Excluding all pictures, please output the listing exactly.

════════════════

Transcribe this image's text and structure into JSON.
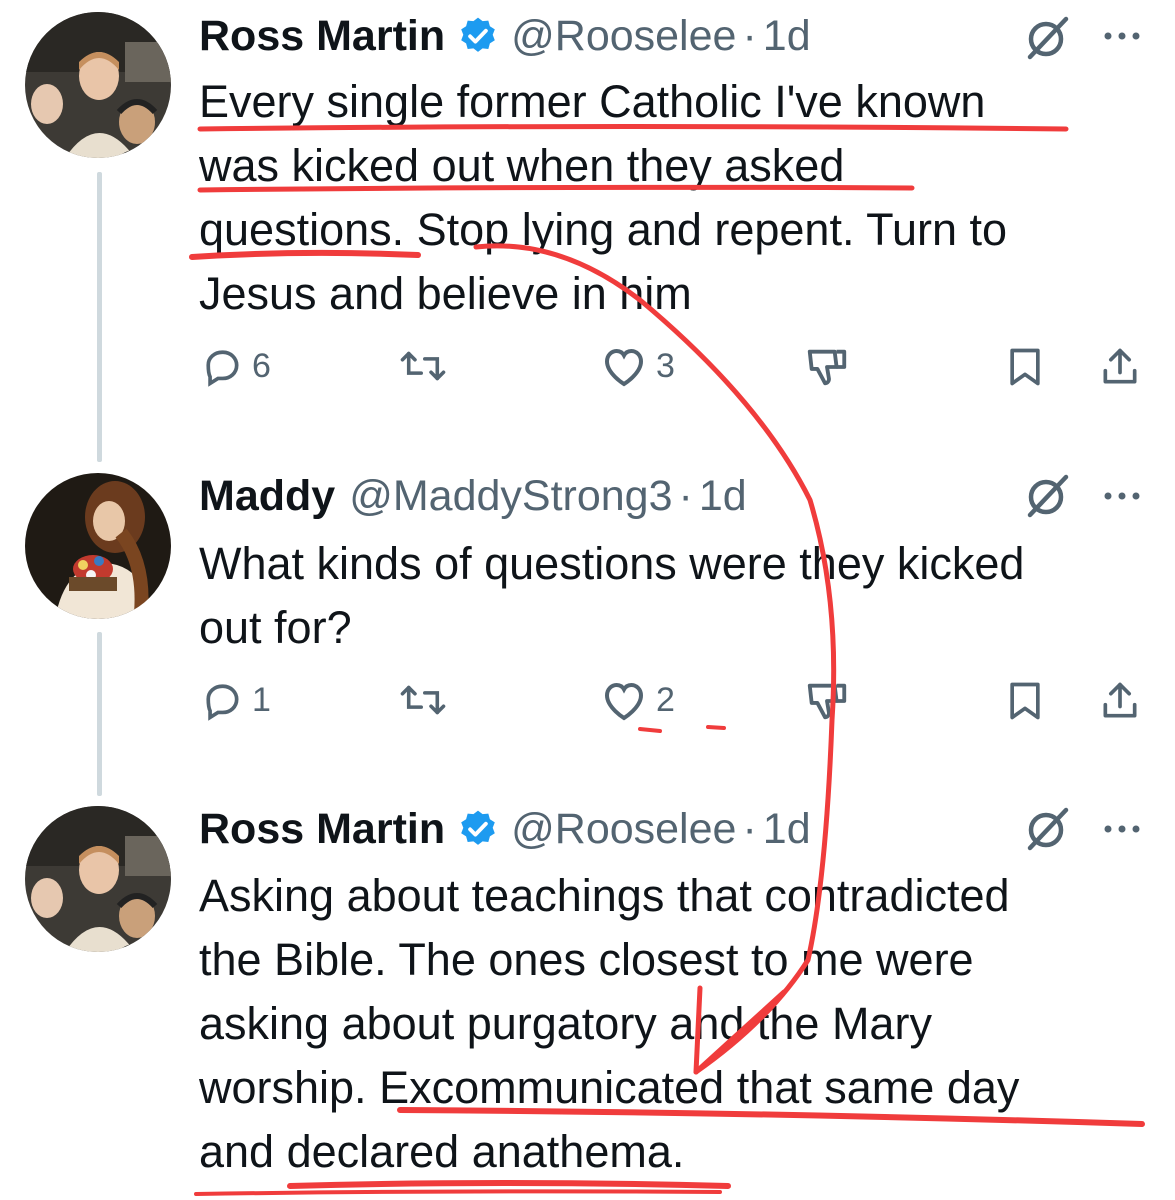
{
  "tweets": [
    {
      "name": "Ross Martin",
      "verified": true,
      "handle": "@Rooselee",
      "dot": "·",
      "time": "1d",
      "lines": [
        "Every single former Catholic I've known",
        "was kicked out when they asked",
        "questions. Stop lying and repent. Turn to",
        "Jesus and believe in him"
      ],
      "replies": "6",
      "retweets": "",
      "likes": "3"
    },
    {
      "name": "Maddy",
      "verified": false,
      "handle": "@MaddyStrong3",
      "dot": "·",
      "time": "1d",
      "lines": [
        "What kinds of questions were they kicked",
        "out for?"
      ],
      "replies": "1",
      "retweets": "",
      "likes": "2"
    },
    {
      "name": "Ross Martin",
      "verified": true,
      "handle": "@Rooselee",
      "dot": "·",
      "time": "1d",
      "lines": [
        "Asking about teachings that contradicted",
        "the Bible. The ones closest to me were",
        "asking about purgatory and the Mary",
        "worship. Excommunicated that same day",
        "and declared anathema."
      ]
    }
  ],
  "icons": {
    "reply": "reply-icon",
    "retweet": "retweet-icon",
    "like": "heart-icon",
    "dislike": "thumbs-down-icon",
    "bookmark": "bookmark-icon",
    "share": "share-icon",
    "grok": "grok-icon",
    "more": "more-icon"
  },
  "colors": {
    "verified": "#1d9bf0",
    "annotation": "#f03c3c",
    "text": "#0f1419",
    "muted": "#536471",
    "thread_line": "#cfd9de"
  }
}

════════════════

▶ **THE ANSWER**:
Transcribe this image's text and structure into JSON.
{
  "tweets": [
    {
      "name": "Ross Martin",
      "verified": true,
      "handle": "@Rooselee",
      "dot": "·",
      "time": "1d",
      "lines": [
        "Every single former Catholic I've known",
        "was kicked out when they asked",
        "questions. Stop lying and repent. Turn to",
        "Jesus and believe in him"
      ],
      "replies": "6",
      "retweets": "",
      "likes": "3"
    },
    {
      "name": "Maddy",
      "verified": false,
      "handle": "@MaddyStrong3",
      "dot": "·",
      "time": "1d",
      "lines": [
        "What kinds of questions were they kicked",
        "out for?"
      ],
      "replies": "1",
      "retweets": "",
      "likes": "2"
    },
    {
      "name": "Ross Martin",
      "verified": true,
      "handle": "@Rooselee",
      "dot": "·",
      "time": "1d",
      "lines": [
        "Asking about teachings that contradicted",
        "the Bible. The ones closest to me were",
        "asking about purgatory and the Mary",
        "worship. Excommunicated that same day",
        "and declared anathema."
      ]
    }
  ],
  "icons": {
    "reply": "reply-icon",
    "retweet": "retweet-icon",
    "like": "heart-icon",
    "dislike": "thumbs-down-icon",
    "bookmark": "bookmark-icon",
    "share": "share-icon",
    "grok": "grok-icon",
    "more": "more-icon"
  },
  "colors": {
    "verified": "#1d9bf0",
    "annotation": "#f03c3c",
    "text": "#0f1419",
    "muted": "#536471",
    "thread_line": "#cfd9de"
  }
}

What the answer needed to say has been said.